from the District Court of Burleigh County, South Central
Judicial District, the Honorable Bruce B. Haskell, Judge.
Rath, petitioner, no appearance.
A. Rath, self-represented, 1021 W. Saint Benedict Dr.,
Bismarck, ND 58501, respondent and appellant.
VandeWalle, Chief Justice.
1] Mark Rath appealed the district court's order granting
Kayla Rath a disorderly conduct restraining order and the
district court's order denying his motion for
reconsideration. On appeal, Mark Rath argues the district
court erred in finding Kayla Rath met her burden of proving
the element of intent and in finding that his actions were
not constitutionally protected. He also argues the district
court lacked jurisdiction when it issued its order. Because
the district court did not abuse its discretion in issuing
its order granting the disorderly conduct restraining order
and had jurisdiction at the time it denied Mark Rath's
motion for reconsideration, we affirm.
2] This appeal represents the latest opinion in the dispute
between Mark Rath and Kayla Rath. See Rath v. Rath,
2016 ND 105, 879 N.W.2d 735; Rath v. Rath, 2016 ND
83, 878 N.W.2d 85; Rath v. Rath, 2016 ND 71, 877
N.W.2d 298; Rath v. Rath, 2016 ND 46, 876 N.W.2d
474; Rath v. Rath, 2015 ND 22, 861 N.W.2d 172;
Rath v. Rath, 2014 ND 171, 852 N.W.2d 377; Rath
v. Rath, 2013 ND 243, 840 N.W.2d 656; and two pending
cases: Rath v. Rath, No. 20160222 and Rath v.
Rath, No. 20160338.
3] On April 17, 2015, Kayla Rath petitioned for a disorderly
conduct restraining order against Mark Rath, citing a
compilation of conduct purportedly rising to the level of
disorderly conduct. These allegations include: Mark Rath
called his children nearly twenty times in one night, Mark
Rath using foul language toward Kayla Rath, Mark Rath said he
had an "outlaw business associate" look into Kayla
Rath's phone records, Mark Rath reported Kayla Rath to
authorities out of concern she may be illegally receiving
government benefits, and a variety of other conduct.
4] The district court held a hearing on the petition. At the
hearing, the district court asked Kayla Rath, under oath, if
the information and allegations contained in her petition and
accompanying affidavit were correct. She answered in the
affirmative and offered no other evidence or testimony in
support of her petition at the hearing. Mark Rath was not
able to cross-examine Kayla Rath; instead, the district court
restricted him to submitting questions for the court to ask
Kayla Rath. The district court granted Kayla Rath's
request for a permanent restraining order.
5] Mark Rath appealed, arguing, among other things, that he
was not given a full hearing and the district court failed to

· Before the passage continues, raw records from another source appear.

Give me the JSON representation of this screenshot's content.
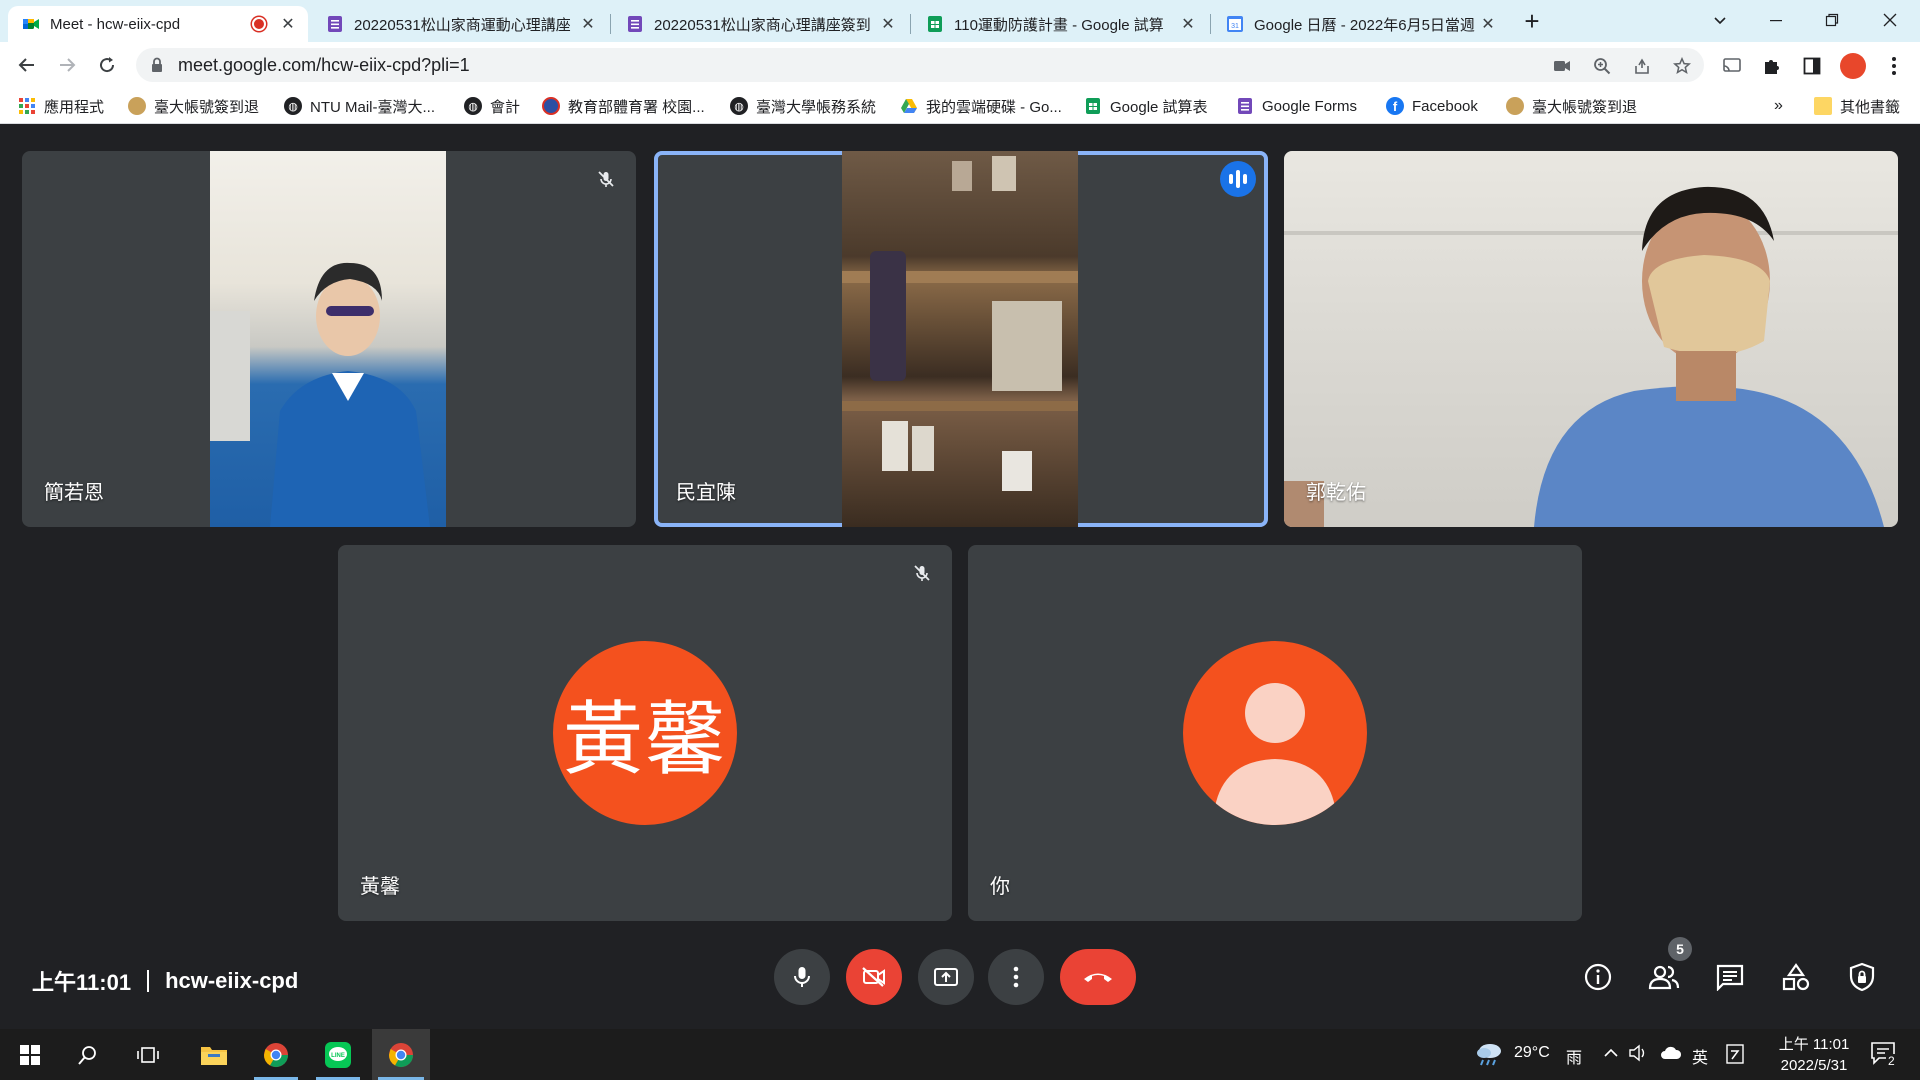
{
  "browser": {
    "tabs": [
      {
        "title": "Meet - hcw-eiix-cpd",
        "favicon": "google-meet-icon",
        "recording": true
      },
      {
        "title": "20220531松山家商運動心理講座",
        "favicon": "google-forms-icon"
      },
      {
        "title": "20220531松山家商心理講座簽到",
        "favicon": "google-forms-icon"
      },
      {
        "title": "110運動防護計畫 - Google 試算",
        "favicon": "google-sheets-icon"
      },
      {
        "title": "Google 日曆 - 2022年6月5日當週",
        "favicon": "google-calendar-icon"
      }
    ],
    "new_tab_label": "+",
    "url": "meet.google.com/hcw-eiix-cpd?pli=1"
  },
  "bookmarks": {
    "items": [
      {
        "label": "應用程式",
        "icon": "apps-grid-icon"
      },
      {
        "label": "臺大帳號簽到退",
        "icon": "ntu-seal-icon"
      },
      {
        "label": "NTU Mail-臺灣大...",
        "icon": "globe-icon"
      },
      {
        "label": "會計",
        "icon": "globe-icon"
      },
      {
        "label": "教育部體育署 校園...",
        "icon": "moe-sports-icon"
      },
      {
        "label": "臺灣大學帳務系統",
        "icon": "globe-icon"
      },
      {
        "label": "我的雲端硬碟 - Go...",
        "icon": "google-drive-icon"
      },
      {
        "label": "Google 試算表",
        "icon": "google-sheets-icon"
      },
      {
        "label": "Google Forms",
        "icon": "google-forms-icon"
      },
      {
        "label": "Facebook",
        "icon": "facebook-icon"
      },
      {
        "label": "臺大帳號簽到退",
        "icon": "ntu-seal-icon"
      }
    ],
    "overflow_label": "»",
    "other_bookmarks": "其他書籤"
  },
  "meet": {
    "participants": [
      {
        "name": "簡若恩",
        "video": true,
        "muted": true
      },
      {
        "name": "民宜陳",
        "video": true,
        "muted": false,
        "speaking": true
      },
      {
        "name": "郭乾佑",
        "video": true,
        "muted": false
      },
      {
        "name": "黃馨",
        "video": false,
        "muted": true,
        "initials": "黃馨"
      },
      {
        "name": "你",
        "video": false,
        "muted": false
      }
    ],
    "time": "上午11:01",
    "meeting_code": "hcw-eiix-cpd",
    "people_count": "5",
    "colors": {
      "accent": "#8ab4f8",
      "danger": "#ea4335",
      "avatar": "#f4511e",
      "tile": "#3c4043",
      "background": "#202124"
    }
  },
  "taskbar": {
    "weather_temp": "29°C",
    "weather_desc": "雨",
    "ime": "英",
    "clock_time": "上午 11:01",
    "clock_date": "2022/5/31",
    "notification_count": "2"
  }
}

rule on his claims that his actions were protected by the
constitution, specifically his freedom of speech and right to
parent. We reversed and remanded the case to the district
court with instructions to rule on Mark Rath's
constitutional claims and to allow him the opportunity to
cross-examine Kayla Rath or, in the alternative, specifically
state its reasoning for denying cross-examination and provide
Mark Rath with an adequate opportunity to identify his
questions. Rath v. Rath, 2016 ND 71.
6] We issued our opinion on March 28, 2016. On April 8, the
district court held a hearing where Mark Rath was able to
cross-examine Kayla Rath and make his constitutional claims.
The district court issued its order on April 8, again
granting the disorderly conduct restraining order. Five days
later, Mark Rath moved the district court to reconsider its
order. On April 19, this Court issued its mandate. Mark Rath
filed an appeal on May 4, and on May 20, we remanded
jurisdiction to the district court because Mark Rath's
motion for reconsideration was still pending before it. The
district court denied the motion on May 31. On June 10, Mark
Rath filed an amended notice of appeal, arguing the district
court abused its discretion in denying his motion for
7] In this appeal, Mark Rath argues the district court abused
its discretion in denying his motion for reconsideration
because: (1) Kayla Rath failed to prove the element of intent
and (2) his actions were constitutionally protected.
Additionally, Mark Rath argues the district court lacked
jurisdiction to issue its order on April 11, 2016.
8] As to Mark Rath's first two arguments, because the
district court did not abuse its discretion in denying Mark
Rath's motion for reconsideration, we summarily affirm
under N.D.R.App.P. 35.1(a)(4). See Amerada Hess
Corp. v. Furlong Oil and Minerals Co., 348 N.W.2d 913, 919
(N.D. 1984) (intent can be proven by circumstantial
evidence); State v. Holbach, 2009 ND 37, ¶ 16,
763 N.W.2d 761 (citing State v. Adgerson, 2003 MT
284, ¶ 29, 78 ...